On our way from Grand Junction to Mesa Verde National Park we swung by the Black Canyon of the Gunnison River. Declared a National Monument in 1933, it wasn’t until 1999 that is was upgraded to National Park status by Congress. I describe the place to look as if God took a giant, dull knife and cut a deep, jagged wound into the earth. Or maybe it was where Satan had his fiery crash landing when he fell from heaven.
The canyon is over 2200 feet deep in parts and though its rock walls are made of gneiss and schist it is the near-constant shadows on the gorge’s walls that earned it the name “Black Canyon.” The most popular hiking trail that descends into the canyon all the way to the river is the “Gunnison Trail”. In one mile you drop over 1800 vertical feet – so steep that portions of the trail have a chain for you to hold on to. As you can imagine, climbing out is much harder than climbing in.
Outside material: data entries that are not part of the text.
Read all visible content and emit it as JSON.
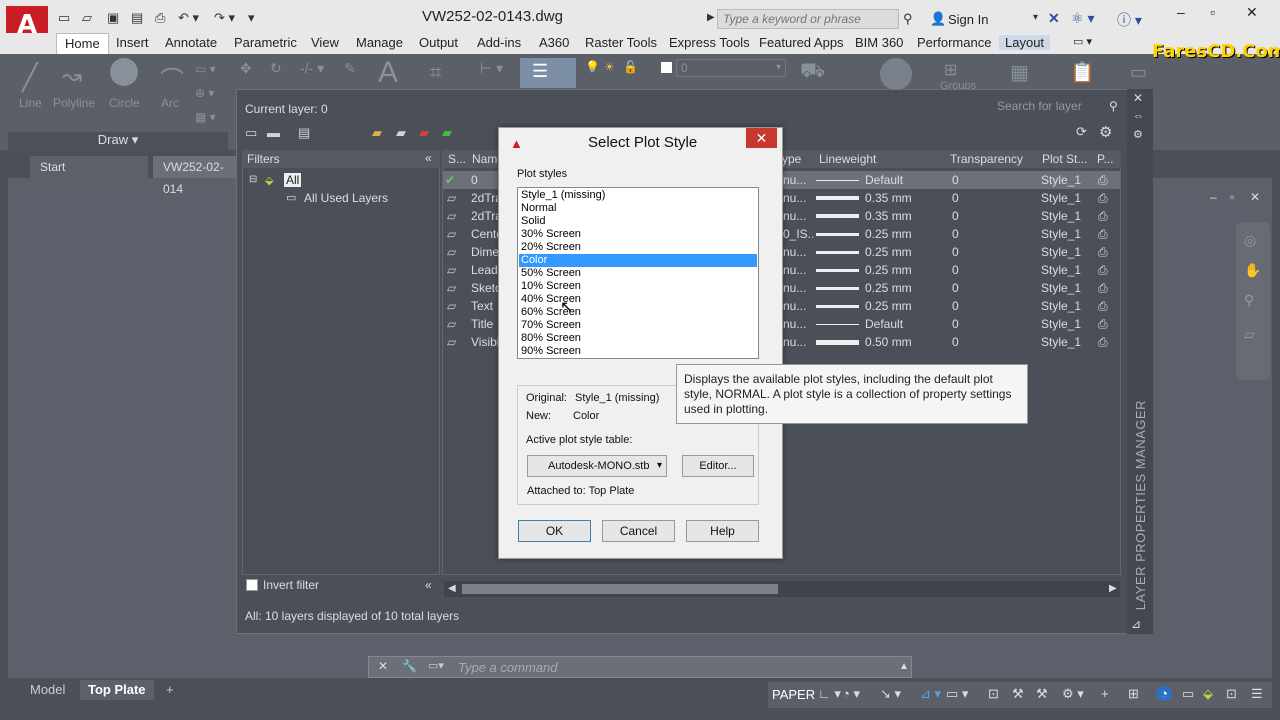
{
  "app": {
    "logo_letter": "A",
    "title": "VW252-02-0143.dwg",
    "search_placeholder": "Type a keyword or phrase",
    "sign_in": "Sign In",
    "watermark": "FaresCD.Com"
  },
  "ribbon": {
    "tabs": [
      "Home",
      "Insert",
      "Annotate",
      "Parametric",
      "View",
      "Manage",
      "Output",
      "Add-ins",
      "A360",
      "Raster Tools",
      "Express Tools",
      "Featured Apps",
      "BIM 360",
      "Performance",
      "Layout"
    ],
    "draw_tools": [
      "Line",
      "Polyline",
      "Circle",
      "Arc"
    ],
    "draw_panel": "Draw",
    "layer_value": "0",
    "groups_label": "Groups"
  },
  "doc_tabs": [
    "Start",
    "VW252-02-014"
  ],
  "lpm": {
    "current_layer": "Current layer: 0",
    "search_placeholder": "Search for layer",
    "filters_header": "Filters",
    "tree_all": "All",
    "tree_used": "All Used Layers",
    "invert_filter": "Invert filter",
    "status": "All: 10 layers displayed of 10 total layers",
    "vertical_label": "LAYER PROPERTIES MANAGER",
    "columns": [
      "S...",
      "Nam",
      "ype",
      "Lineweight",
      "Transparency",
      "Plot St...",
      "P..."
    ],
    "rows": [
      {
        "name": "0",
        "ltype": "nu...",
        "lw": "Default",
        "tr": "0",
        "ps": "Style_1"
      },
      {
        "name": "2dTra",
        "ltype": "nu...",
        "lw": "0.35 mm",
        "tr": "0",
        "ps": "Style_1"
      },
      {
        "name": "2dTra",
        "ltype": "nu...",
        "lw": "0.35 mm",
        "tr": "0",
        "ps": "Style_1"
      },
      {
        "name": "Cente",
        "ltype": "0_IS...",
        "lw": "0.25 mm",
        "tr": "0",
        "ps": "Style_1"
      },
      {
        "name": "Dime",
        "ltype": "nu...",
        "lw": "0.25 mm",
        "tr": "0",
        "ps": "Style_1"
      },
      {
        "name": "Leade",
        "ltype": "nu...",
        "lw": "0.25 mm",
        "tr": "0",
        "ps": "Style_1"
      },
      {
        "name": "Sketc",
        "ltype": "nu...",
        "lw": "0.25 mm",
        "tr": "0",
        "ps": "Style_1"
      },
      {
        "name": "Text",
        "ltype": "nu...",
        "lw": "0.25 mm",
        "tr": "0",
        "ps": "Style_1"
      },
      {
        "name": "Title",
        "ltype": "nu...",
        "lw": "Default",
        "tr": "0",
        "ps": "Style_1"
      },
      {
        "name": "Visibl",
        "ltype": "nu...",
        "lw": "0.50 mm",
        "tr": "0",
        "ps": "Style_1"
      }
    ]
  },
  "dialog": {
    "title": "Select Plot Style",
    "plot_styles_label": "Plot styles",
    "styles": [
      "Style_1 (missing)",
      "Normal",
      "Solid",
      "30% Screen",
      "20% Screen",
      "Color",
      "50% Screen",
      "10% Screen",
      "40% Screen",
      "60% Screen",
      "70% Screen",
      "80% Screen",
      "90% Screen"
    ],
    "selected": "Color",
    "original_label": "Original:",
    "original_value": "Style_1 (missing)",
    "new_label": "New:",
    "new_value": "Color",
    "active_table_label": "Active plot style table:",
    "active_table": "Autodesk-MONO.stb",
    "editor": "Editor...",
    "attached_to": "Attached to: Top Plate",
    "ok": "OK",
    "cancel": "Cancel",
    "help": "Help"
  },
  "tooltip": "Displays the available plot styles, including the default plot style, NORMAL. A plot style is a collection of property settings used in plotting.",
  "command": {
    "placeholder": "Type a command"
  },
  "layout_tabs": [
    "Model",
    "Top Plate"
  ],
  "status": {
    "paper": "PAPER"
  }
}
The river drops an average 43 feet per mile through the canyon (at one point dropping 240 feet in a mile) so it moves at an incredible speed. Add to that the fact that its narrowest point is 40 feet wide and you can image some crazy rapids! Only the best kayakers try this technical run in which all the rapids are all Class III-V, with many deemed impassable and therefore off the charts.